What do you know now that you wish you’d known when you were diagnosed?

Sometimes when newly diagnosed women call SHARE, they're surprised by how well informed the breast and ovarian helpline volunteers are. But most of us weren't always so knowledgeable. Before we were diagnosed, we had no reason to know much about the world of cancer. Along the way, we each learned what we needed to know. I asked the volunteers to share what they know now that they wished they'd known at the outset.

Bonni, an ovarian cancer survivor with a BRCA-2 mutation, wishes she had known how supportive her husband would be during her arduous surgeries and chemotherapy. It would have saved her the worry that he would lose interest in her or find her unattractive.

Diane, who schedules volunteers for the breast cancer helpline, was terrified about having chemotherapy for her stage 2 breast cancer. "Before I began treatment I knew nothing and what I did know was based on assumptions from the 'What if' part of my imagination." She wishes she'd known that her hair would grow back, that chemo wouldn't rob her of her sanity or sense of self, and that there would be good days among the bad. "During treatment, I went to two weddings and a baby shower and even went on a boat ride!" she says.

For more than four years, Judy, a SHARE volunteer who was diagnosed with ovarian cancer in 2000, didn't buy a single piece of clothing even though she'd lost so much weight during her treatment that her old clothes no longer fit. She was so afraid of recurrence, she says, that she didn't expect to survive. She wishes she'd known that "the two-year mark is a kind of turning point," after which a recurrence is less likely.
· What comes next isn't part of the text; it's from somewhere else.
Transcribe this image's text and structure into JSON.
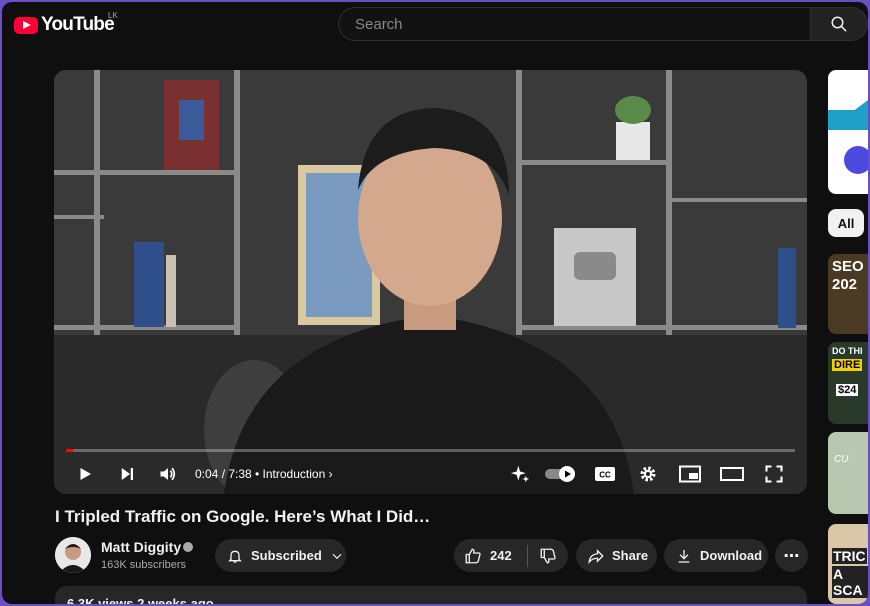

"I wish I'd known that 'invasive' does not mean 'metastatic,' " says Agnes, who co-facilitates one of SHARE's breast cancer support groups. "I wouldn't have been so scared after reading my pathology report. She also wishes she'd known that the implant she received was known to have failed in large numbers of women and would soon be taken off the market. It would have been helpful to know that "everybody's cancer is different and mine would not follow the same path as the terrible cases I was familiar with."

Barbara B., diagnosed with ovarian cancer in 2003, wishes she'd known how fortunate she'd be. "Everything was laid out so gently and succinctly for me all along my journey that it all fell into place despite the frightening diagnosis."

"I learned that people can be kind and helpful," says Meryl, who volunteers on SHARE's breast cancer helpline. She was able to work throughout her treatment, thanks to the flexibility of her supervisor, who gave her time off for doctors' appointments, chemo, and sick days when she didn't feel well. "I did not have to worry about my job," Meryl says. "That gave me strength and courage to complete my treatment and go on from there."

"I wish I had been savvy about how some providers in the medical world operate," says Barbara R., "and that doctors may make referrals not to the most competent surgeon but to one in their hospital network."

"I wish I had known that the recovery from my bilateral mastectomy wouldn't be nearly as bad as I had feared," says Mary, who was diagnosed with breast cancer when she was 34. "I had heard that I wouldn't be able to lift my arms for weeks, that I would need someone to brush my teeth for me even! Couldn't have been further from the truth!"

Bernadette wishes she'd known that during chemo, profound fatigue could suddenly overwhelm her, requiring her to lie down and sleep immediately. She and her alarmed friends and relatives soon came to understand, however, that after the episode passed, she "would rejoin in the fun."

In my case, I wish I'd known that I wouldn't always feel as upset as I did in the first few weeks. I wish I'd understood that my friends wanted to help and I should let them. I wish I'd known that small setbacks didn't necessarily foretell a bad outcome. And I wish I'd known that support groups really are supportive!

The volunteers who answer the SHARE telephone helplines have centuries of collective experience to offer and—even more important—good listening skills. Give us a call. We'd love to hear from you.